I spent 3 years in Special Education coloring, drawing, and counting change until I dropped out of school. I just never could do schoolwork, I thought it was absurd. I don’t have any letters after my name, I haven’t attended and/or graduated from any prestigious schools, I haven’t even dropped out of any prestigious schools demonstrating my self-motivation and non-conformity. I don’t have a degree that automatically makes whatever I attach my name to an instant voice of veracity.

I was beaten almost daily as a child. Many were so severe that I couldn’t even stand, walk or get out of bed. I missed a lot days at school because of the beatings. My Grandmothers tried to help me. They even hid me a few times, but they were unable to stop it. I lived in terror every moment of my childhood.

When I was a child, I was also strapped down to a table with wires glued to my head. Everyone couldn’t figure out why I wouldn’t do school work so I was sent off to the Geisinger Medical Center in Danville Pennsylvania for  tests.  After that, I was placed in Special Ed.

When I was in my early 20s, I barely escaped a lobotomy. They said a lobotomy could cure me. This was from a well-meaning Psychiatrist in Northumberland County, Pennsylvania. He knew I was in severe mental pain, but he didn’t know what to do about it.

I’ve been surrounded by S.W.A.T 3 times. I’ve played cards with serial killers and mass murderers during my 3 stays at Mayview State Hospital a maximum security forensic hospital.  I’ve had to go months without bathing, brushing my teeth, or shaving while in the hole in Dauphin County Prison. My teeth rotted, just like the clothes I wore.  Living in and never leaving a 4×8, room for a few months brings on higher states of consciousness—so it was a good thing.  Also in prison, I was stripped naked, handcuffed behind my back and strapped in a chair for days at a time.
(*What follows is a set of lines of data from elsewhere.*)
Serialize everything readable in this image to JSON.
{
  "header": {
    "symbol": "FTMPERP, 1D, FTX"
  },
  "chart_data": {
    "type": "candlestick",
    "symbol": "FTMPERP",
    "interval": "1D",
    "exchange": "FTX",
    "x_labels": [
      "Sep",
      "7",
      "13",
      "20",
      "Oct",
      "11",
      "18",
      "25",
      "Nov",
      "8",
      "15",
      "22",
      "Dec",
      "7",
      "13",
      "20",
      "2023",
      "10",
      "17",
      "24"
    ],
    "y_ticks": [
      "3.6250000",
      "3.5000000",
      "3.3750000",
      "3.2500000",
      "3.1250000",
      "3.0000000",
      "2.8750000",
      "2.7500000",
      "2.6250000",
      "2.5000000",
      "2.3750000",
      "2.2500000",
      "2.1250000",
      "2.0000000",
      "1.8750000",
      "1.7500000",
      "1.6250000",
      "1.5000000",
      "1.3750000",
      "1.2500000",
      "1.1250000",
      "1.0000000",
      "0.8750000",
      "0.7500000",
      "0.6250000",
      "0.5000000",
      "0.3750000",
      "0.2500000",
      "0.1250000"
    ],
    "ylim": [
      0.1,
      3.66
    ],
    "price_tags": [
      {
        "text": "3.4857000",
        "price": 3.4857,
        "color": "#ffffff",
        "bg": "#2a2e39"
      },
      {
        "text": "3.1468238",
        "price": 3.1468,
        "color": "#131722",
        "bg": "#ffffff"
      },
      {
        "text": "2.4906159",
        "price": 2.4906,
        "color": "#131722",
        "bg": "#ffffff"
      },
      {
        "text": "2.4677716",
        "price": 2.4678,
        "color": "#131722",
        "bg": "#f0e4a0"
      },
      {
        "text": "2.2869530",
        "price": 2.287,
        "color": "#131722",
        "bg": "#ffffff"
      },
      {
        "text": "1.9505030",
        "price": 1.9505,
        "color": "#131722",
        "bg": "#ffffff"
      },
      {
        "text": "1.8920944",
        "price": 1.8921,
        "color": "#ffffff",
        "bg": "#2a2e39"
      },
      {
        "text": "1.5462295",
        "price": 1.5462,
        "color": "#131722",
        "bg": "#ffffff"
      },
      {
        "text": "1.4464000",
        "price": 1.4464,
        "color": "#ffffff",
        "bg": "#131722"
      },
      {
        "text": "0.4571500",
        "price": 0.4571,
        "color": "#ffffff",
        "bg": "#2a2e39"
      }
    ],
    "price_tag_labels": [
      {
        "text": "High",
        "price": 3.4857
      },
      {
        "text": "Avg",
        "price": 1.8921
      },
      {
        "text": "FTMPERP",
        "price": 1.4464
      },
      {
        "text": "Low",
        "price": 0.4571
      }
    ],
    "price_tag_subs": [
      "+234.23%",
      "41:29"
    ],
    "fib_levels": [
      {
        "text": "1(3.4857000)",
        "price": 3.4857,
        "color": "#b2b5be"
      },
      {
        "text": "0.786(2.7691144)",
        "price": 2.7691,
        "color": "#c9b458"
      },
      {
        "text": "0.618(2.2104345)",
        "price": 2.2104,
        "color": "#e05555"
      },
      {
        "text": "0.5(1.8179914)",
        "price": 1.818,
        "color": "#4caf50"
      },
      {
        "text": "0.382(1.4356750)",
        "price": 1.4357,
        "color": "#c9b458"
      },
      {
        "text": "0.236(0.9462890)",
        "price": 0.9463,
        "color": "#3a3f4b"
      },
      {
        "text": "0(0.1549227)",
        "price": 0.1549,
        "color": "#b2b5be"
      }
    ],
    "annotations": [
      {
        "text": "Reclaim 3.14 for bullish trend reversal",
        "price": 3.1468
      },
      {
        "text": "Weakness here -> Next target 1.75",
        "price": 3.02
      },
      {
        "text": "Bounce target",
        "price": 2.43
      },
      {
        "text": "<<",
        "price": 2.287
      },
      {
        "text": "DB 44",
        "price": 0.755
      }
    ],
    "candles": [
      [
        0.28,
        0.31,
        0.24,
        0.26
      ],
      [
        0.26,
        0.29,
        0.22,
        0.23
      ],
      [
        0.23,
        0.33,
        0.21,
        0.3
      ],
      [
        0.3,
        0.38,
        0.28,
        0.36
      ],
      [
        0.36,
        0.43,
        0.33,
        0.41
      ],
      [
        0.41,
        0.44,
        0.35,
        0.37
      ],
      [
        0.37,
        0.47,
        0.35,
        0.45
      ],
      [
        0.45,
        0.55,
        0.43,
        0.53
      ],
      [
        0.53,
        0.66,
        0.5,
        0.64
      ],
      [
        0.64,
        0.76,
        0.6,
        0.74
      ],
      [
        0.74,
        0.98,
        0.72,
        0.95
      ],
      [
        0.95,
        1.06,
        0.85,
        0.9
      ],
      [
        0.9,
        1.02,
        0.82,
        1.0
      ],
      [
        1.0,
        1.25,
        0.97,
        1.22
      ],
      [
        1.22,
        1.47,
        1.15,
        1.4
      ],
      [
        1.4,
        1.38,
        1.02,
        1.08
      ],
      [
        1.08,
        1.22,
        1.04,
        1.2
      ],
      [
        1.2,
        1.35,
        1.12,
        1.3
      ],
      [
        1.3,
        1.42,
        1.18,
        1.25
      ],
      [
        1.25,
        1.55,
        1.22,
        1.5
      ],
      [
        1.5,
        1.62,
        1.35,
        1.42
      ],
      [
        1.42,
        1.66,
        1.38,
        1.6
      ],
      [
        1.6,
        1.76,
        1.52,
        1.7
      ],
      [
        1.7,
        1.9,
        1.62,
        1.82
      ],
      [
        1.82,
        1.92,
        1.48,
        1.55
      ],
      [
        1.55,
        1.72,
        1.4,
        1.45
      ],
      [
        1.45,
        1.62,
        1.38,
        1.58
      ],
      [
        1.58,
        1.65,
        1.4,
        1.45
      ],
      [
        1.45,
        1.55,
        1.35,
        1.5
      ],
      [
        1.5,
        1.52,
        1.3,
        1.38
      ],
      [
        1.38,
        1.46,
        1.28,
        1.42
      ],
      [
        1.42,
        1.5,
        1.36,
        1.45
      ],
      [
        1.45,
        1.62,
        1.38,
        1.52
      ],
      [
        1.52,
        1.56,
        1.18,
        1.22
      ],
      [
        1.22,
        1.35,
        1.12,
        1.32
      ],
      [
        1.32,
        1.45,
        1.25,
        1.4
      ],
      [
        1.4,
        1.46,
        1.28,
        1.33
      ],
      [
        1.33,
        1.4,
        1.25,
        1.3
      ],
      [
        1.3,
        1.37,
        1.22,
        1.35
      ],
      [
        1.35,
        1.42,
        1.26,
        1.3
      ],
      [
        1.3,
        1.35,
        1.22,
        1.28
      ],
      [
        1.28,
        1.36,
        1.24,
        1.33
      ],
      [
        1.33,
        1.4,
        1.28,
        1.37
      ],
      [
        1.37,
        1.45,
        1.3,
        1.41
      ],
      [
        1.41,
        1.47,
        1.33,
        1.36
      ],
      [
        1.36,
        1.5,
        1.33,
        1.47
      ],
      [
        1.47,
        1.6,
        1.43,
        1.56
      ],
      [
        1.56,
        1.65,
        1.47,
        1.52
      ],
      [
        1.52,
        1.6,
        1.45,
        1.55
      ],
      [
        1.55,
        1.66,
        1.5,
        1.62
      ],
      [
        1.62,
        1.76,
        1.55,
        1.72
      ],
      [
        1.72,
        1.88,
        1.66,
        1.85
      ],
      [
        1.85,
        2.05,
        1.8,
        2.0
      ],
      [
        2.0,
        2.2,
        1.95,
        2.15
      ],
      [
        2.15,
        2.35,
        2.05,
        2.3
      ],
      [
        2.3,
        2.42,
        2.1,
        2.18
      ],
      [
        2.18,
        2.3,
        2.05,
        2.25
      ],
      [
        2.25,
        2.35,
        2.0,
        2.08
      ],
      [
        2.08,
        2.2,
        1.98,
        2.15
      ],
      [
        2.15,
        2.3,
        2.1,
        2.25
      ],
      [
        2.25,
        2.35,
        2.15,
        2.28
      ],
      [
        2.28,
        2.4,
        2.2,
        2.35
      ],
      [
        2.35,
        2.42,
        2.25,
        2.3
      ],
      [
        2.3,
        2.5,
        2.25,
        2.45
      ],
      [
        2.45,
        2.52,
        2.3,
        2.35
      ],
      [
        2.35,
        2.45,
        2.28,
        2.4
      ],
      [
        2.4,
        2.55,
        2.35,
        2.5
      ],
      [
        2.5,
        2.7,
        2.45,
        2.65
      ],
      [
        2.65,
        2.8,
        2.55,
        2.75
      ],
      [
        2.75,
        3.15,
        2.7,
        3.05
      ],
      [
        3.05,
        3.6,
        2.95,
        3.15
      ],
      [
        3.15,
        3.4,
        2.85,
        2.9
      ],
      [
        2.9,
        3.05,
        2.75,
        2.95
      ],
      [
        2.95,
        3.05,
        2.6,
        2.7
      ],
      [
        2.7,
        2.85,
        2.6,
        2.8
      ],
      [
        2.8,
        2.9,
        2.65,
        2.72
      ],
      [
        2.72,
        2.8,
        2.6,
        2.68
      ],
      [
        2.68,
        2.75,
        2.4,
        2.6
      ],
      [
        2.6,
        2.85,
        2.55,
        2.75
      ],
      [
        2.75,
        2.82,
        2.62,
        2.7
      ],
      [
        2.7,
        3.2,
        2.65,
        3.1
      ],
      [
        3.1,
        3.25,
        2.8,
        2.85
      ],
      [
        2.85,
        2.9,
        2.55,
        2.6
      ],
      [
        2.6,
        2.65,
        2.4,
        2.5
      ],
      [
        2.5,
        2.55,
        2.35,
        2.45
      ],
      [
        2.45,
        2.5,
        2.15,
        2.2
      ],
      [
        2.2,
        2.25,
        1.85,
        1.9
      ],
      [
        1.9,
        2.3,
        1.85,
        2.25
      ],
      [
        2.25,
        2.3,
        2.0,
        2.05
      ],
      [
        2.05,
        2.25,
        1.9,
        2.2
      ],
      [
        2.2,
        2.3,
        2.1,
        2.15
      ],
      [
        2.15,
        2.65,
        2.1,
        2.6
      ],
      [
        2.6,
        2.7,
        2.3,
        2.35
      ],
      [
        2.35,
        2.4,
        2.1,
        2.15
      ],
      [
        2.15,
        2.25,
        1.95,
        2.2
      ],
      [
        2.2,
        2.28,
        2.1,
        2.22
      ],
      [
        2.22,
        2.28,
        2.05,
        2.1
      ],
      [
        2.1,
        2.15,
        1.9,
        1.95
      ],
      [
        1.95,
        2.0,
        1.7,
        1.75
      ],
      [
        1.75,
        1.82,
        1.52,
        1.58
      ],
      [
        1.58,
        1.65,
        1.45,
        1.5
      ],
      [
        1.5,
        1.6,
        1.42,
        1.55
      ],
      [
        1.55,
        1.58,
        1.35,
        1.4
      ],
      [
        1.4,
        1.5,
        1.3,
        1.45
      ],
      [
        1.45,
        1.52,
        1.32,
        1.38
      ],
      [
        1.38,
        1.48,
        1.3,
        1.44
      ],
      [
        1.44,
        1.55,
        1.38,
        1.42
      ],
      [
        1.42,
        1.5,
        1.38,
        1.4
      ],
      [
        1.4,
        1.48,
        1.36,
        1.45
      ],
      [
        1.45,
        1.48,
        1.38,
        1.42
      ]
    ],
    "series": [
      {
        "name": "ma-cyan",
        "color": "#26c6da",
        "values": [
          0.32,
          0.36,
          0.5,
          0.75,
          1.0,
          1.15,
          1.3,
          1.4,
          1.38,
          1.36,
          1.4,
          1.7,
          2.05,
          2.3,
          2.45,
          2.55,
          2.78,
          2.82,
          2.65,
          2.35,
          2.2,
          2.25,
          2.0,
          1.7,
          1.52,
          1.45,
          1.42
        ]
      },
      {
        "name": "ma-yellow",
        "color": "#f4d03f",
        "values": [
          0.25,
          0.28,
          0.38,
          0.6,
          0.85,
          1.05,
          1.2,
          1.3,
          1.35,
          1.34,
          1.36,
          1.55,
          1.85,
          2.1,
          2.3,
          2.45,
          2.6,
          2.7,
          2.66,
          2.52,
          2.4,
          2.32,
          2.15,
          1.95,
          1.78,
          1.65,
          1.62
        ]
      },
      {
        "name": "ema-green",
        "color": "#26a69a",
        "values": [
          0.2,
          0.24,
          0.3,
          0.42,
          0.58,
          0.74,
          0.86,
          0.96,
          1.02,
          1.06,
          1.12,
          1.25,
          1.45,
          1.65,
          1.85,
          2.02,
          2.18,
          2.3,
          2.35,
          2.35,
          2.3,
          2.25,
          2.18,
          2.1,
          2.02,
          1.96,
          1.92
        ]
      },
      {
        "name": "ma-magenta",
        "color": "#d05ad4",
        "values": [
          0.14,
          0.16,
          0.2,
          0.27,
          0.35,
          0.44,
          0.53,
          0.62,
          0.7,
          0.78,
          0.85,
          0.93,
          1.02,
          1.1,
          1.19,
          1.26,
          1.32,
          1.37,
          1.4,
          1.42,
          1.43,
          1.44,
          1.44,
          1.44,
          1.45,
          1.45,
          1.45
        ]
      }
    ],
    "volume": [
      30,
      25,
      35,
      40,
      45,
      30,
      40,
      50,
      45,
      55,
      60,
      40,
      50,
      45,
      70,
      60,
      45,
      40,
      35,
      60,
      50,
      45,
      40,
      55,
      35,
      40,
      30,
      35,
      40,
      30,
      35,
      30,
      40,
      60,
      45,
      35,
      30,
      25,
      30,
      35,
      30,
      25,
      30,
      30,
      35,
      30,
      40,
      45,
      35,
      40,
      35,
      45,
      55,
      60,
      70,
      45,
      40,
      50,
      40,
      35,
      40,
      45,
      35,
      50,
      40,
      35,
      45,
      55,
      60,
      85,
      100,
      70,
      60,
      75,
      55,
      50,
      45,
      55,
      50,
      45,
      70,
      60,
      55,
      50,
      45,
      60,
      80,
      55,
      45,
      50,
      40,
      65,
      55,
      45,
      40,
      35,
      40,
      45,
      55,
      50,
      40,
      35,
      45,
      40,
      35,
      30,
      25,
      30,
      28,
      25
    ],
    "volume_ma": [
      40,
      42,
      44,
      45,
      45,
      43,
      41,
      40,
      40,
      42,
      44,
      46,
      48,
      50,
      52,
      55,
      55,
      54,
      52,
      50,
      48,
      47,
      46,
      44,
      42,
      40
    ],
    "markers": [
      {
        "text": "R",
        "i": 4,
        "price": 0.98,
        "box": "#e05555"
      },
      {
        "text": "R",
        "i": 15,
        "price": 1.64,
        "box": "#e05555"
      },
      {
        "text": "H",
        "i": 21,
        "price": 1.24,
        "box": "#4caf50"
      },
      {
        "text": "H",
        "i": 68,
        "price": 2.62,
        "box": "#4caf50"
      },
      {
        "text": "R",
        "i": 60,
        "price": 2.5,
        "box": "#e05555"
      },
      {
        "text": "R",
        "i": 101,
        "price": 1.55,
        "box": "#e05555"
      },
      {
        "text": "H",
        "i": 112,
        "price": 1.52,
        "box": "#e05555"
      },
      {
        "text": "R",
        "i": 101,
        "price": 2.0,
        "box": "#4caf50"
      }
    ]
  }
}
It’s not much fun sitting in your own excrement and urine, but the pain and suffering make for a wonderful teacher. It gave me a deeper understanding of torture. The people who commit acts of torture are more afraid than those that they torture and they don’t know what they are doing.

I’ve been homeless, hungry and cold. This was also a good thing. It let me know what the homeless really face on a daily basis.

Knowing this may make you into an automatic skeptic, which is fine, but it does more for me. It makes me free to say and do whatever I want.  And what is it that I do and want? I want to share my experiences with others, ease their pain and suffering. Why?  Because I empathize with, have compassion for, love for everyone.  I have tried, oh, believe me, I have tried not to empathize, have compassion and love for others, but it is something I just can’t turn off. People may consider me an enemy, but I never can be. I just can’t hate.

Because I am not confined by letters after my name, a piece of paper certifying my pedigree, any school, business or institution that pays my bills to disappoint or offend, no will whatsoever to uphold my good name. I am neither obligated nor bound to carry out the will of someone else. I realize that pain and suffering are a gift, not a curse. What could be freer than that?

I’ve always been free, because I’ve never been broken. I can’t break, I can’t change, so there is no escape. It is not will or defiance. I can’t do things that I consider wrong or absurd, believe me I have tried.  I can’t give up my freedom, believe me I have tried. The very thought of stealing, lying, cheating, or being deceptive or doing something absurd causes my mind to schism, my heart to race and the sweat pours out of me, it drives me insane. I have always been like this and it has caused me to go through what many consider terrible situations.

I’ve never wanted to be or trade places with anyone else. I’ve been fortunate to see and experience things that most people only read about. I got to experience all of this not by hurting anyone, stealing, lying , etc., no, these events all happened because I couldn’t do what I was told to do. I couldn’t be a slave. Pain and suffering are a gift…probably the greatest gift one could receive.

Pain and suffering can teach one to have empathy, compassion and love for everyone, including those who have committed wrongs against you.  So, if you’re in pain and suffering, it may not seem like it at the moment but, you are surely blessed.